I am today announcing the start of the first review of the feed-in tariffs (FITs) scheme for small-scale low-carbon electricity generation.
Decentralised renewables are vital to green growth and the FITs scheme has proved highly successful at stimulating growth, driving innovation, creating jobs and cutting carbon.
Since the scheme began last year more than 21,000 installations have registered to date. The vast majority of these are domestic installations, including solar panels, wind turbines and micro-hydro installations. The scheme is working well. The take-up of solar photovoltaic (PV) panels under FITs has been a success with 20,000 installations now registered. However there is room for improvement. I am concerned about the impact of super-size solar installations. I am also disappointed at the lack of farm-based anaerobic digestion plants currently accessing FITs.
In light of the economic and fiscal situation, inherited by the coalition, it is imperative that we take a more responsible and efficient approach to public subsidy, including where this subsidy is funded through energy bills. Specifically, the spending review committed to improving the efficiency of FITs and finding £40 million of savings, around 10%, in 2014-15.
Since the spending review, I have become increasingly concerned about the prospect of large-scale solar PV projects under FITs, which was not fully anticipated in the original scheme and could, if left unchecked, take a disproportionate amount of available funding or even break the cap on total funding.

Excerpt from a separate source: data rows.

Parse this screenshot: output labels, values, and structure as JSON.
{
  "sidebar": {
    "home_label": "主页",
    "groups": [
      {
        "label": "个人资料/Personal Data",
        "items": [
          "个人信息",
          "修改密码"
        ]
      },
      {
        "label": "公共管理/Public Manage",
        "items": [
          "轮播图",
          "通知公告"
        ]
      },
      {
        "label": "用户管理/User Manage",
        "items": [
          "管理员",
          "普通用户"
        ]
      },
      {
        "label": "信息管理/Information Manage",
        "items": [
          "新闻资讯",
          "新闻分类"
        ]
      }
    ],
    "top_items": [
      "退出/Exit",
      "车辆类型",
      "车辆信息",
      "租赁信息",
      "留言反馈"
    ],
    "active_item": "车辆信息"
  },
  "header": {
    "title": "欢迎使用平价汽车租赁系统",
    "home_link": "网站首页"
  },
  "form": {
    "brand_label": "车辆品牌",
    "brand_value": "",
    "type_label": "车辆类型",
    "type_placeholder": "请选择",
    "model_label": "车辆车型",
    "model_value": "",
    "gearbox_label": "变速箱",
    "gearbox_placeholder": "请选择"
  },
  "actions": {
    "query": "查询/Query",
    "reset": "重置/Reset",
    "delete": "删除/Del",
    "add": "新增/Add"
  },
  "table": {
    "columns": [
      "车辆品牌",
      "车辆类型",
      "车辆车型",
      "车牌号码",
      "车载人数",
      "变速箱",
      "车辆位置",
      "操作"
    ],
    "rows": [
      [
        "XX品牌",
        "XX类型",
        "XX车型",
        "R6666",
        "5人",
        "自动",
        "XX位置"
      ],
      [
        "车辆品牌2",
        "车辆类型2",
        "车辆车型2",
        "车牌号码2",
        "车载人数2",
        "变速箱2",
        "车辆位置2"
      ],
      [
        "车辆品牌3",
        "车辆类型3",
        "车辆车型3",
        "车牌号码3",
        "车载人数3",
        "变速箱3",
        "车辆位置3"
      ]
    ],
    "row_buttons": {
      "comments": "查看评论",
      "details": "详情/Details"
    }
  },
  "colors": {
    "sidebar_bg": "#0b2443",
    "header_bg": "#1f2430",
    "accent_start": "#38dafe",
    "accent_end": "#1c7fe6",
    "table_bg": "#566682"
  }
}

Several large solar installations have already received planning permission. Industry projections indicate there could be many more in the planning system. In light of this uncertainty, and the risk that such schemes could push FITs uptake off trajectory and may make the spending review savings difficult, I have decided to end the potential for damaging speculation and bring forward the review of the scheme to look at ways of correcting these early teething problems.
I recognise that industry needs a long-term plan for investment in which it can have full confidence. Today I am announcing a comprehensive evidence-based review of the FITS scheme and, to provide further certainty to the renewables industry, I can confirm that we also hope to publish next month measures to support renewable heat within the envelope agreed at spending review.
The FITs review will:
Assess all aspects of the scheme including tariff levels, administration and eligibility of technologies;
Be completed by the end of the year, with tariffs remaining unchanged until April 2012 (unless the review reveals a need for greater urgency);
Fast-track consideration of large-scale solar projects (over 50kW) with a view to making any resulting changes to tariffs as soon as practical, subject to consultation and parliamentary scrutiny as required by the Energy Act 2008.
Alongside the fast-track review of large-scale solar PV, we will also undertake a short study into the take-up of FITs for farm-based anaerobic digestion plants. Only two such projects have been accredited so far and by this point at least six were expected. We are looking again at the tariff rates inherited from the previous Administration to see if they are enough to make farm-based anaerobic digestion worthwhile.
Broad terms of reference for the review are available from www.decc.gov.uk/FITS and we are seeking views on specific issues to be considered. The Government will not act retrospectively and any changes to generation tariffs implemented as a result of the review will only affect new entrants into the FITs scheme. Installations which are already accredited for FITs at the time will not be affected.